Segment Start: Input

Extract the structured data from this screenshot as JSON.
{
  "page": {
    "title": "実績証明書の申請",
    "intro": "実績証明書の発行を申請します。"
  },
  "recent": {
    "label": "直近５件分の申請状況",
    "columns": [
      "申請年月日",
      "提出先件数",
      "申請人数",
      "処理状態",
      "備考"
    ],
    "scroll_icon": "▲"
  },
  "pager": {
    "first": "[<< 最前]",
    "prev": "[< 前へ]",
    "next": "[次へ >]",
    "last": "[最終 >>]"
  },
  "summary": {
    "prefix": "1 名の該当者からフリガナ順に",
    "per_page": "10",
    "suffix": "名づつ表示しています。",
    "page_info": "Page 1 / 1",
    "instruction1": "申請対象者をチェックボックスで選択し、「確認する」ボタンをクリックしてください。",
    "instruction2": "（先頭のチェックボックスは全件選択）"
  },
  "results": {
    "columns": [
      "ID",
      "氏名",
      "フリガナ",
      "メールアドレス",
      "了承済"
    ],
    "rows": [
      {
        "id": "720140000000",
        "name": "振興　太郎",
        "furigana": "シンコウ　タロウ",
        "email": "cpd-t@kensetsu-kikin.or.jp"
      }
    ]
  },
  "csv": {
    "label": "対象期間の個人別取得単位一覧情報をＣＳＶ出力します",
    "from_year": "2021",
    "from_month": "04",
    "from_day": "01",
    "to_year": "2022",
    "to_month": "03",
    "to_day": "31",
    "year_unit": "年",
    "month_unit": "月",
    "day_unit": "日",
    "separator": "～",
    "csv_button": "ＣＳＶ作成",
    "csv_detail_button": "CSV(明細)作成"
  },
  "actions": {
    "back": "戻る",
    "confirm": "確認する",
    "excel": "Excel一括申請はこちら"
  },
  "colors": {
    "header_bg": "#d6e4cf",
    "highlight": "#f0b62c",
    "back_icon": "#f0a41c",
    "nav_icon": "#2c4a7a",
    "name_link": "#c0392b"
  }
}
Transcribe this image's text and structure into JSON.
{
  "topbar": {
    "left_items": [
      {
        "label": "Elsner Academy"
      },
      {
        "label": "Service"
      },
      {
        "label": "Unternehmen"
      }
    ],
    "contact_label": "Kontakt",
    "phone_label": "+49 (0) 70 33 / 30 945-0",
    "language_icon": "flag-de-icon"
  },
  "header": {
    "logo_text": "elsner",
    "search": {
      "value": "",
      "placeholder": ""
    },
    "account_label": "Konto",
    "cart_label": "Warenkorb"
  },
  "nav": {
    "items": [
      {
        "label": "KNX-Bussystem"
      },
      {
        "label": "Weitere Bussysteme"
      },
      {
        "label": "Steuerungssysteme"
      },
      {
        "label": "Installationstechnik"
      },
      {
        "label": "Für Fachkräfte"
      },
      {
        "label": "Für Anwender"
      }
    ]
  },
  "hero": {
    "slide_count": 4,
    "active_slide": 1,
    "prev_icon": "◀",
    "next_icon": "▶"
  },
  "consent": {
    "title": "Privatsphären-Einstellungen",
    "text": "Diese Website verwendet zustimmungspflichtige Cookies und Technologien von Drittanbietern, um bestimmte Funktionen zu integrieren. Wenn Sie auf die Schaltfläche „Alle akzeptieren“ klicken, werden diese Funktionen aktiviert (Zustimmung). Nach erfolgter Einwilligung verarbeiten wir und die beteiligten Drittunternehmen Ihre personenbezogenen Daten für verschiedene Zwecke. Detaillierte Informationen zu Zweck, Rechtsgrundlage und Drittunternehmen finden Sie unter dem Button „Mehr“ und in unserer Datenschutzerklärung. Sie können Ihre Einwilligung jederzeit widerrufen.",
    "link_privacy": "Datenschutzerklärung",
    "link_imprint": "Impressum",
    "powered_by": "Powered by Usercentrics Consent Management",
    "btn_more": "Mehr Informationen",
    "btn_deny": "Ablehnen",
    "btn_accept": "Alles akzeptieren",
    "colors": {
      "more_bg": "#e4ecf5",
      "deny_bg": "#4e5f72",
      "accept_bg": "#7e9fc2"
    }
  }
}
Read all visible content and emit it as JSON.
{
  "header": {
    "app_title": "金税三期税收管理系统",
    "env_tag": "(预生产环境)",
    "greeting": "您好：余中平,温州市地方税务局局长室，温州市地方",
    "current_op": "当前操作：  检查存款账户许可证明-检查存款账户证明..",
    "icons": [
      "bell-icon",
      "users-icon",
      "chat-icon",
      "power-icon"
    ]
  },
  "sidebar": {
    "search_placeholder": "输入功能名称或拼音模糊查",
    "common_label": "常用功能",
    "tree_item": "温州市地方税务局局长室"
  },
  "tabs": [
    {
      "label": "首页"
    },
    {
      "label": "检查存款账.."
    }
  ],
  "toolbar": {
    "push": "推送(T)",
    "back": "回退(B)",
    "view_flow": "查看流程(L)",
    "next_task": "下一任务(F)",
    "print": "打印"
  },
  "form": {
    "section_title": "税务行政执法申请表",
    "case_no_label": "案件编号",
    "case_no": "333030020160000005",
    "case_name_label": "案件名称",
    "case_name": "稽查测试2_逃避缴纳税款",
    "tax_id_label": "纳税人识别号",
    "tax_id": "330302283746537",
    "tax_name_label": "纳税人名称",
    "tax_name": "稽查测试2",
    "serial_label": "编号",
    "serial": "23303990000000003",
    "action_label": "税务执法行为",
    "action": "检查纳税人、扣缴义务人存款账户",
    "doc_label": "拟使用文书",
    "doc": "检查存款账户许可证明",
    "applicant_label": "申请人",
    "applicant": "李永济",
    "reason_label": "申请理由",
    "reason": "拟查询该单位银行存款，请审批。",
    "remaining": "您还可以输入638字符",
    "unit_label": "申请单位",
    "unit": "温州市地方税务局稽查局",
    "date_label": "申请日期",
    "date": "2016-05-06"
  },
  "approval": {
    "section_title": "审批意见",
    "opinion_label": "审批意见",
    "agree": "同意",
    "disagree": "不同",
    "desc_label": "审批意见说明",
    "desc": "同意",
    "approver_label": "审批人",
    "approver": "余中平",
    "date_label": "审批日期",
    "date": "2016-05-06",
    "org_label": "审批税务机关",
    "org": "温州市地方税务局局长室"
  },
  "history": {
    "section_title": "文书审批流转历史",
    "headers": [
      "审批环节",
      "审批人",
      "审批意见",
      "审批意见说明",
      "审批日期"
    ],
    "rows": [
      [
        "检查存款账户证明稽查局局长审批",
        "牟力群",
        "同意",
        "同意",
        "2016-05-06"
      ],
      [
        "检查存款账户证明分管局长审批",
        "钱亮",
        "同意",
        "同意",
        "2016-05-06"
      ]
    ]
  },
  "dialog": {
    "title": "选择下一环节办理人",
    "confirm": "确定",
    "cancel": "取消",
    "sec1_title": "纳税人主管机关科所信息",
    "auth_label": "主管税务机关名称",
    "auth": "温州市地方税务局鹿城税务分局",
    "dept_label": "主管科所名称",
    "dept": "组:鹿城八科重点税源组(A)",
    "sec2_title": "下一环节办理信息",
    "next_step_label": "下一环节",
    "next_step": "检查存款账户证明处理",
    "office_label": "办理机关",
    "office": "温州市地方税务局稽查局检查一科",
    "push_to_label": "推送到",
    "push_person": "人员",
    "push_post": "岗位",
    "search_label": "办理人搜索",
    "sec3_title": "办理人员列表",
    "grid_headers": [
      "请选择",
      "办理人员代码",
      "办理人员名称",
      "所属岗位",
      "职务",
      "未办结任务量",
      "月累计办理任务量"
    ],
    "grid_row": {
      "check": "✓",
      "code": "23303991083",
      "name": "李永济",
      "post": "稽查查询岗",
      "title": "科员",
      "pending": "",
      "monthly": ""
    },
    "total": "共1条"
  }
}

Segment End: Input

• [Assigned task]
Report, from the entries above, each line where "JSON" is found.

• [Written solution]
Extract the structured data from this screenshot as JSON.
Transcribe this image's text and structure into JSON.
Read all visible content and emit it as JSON.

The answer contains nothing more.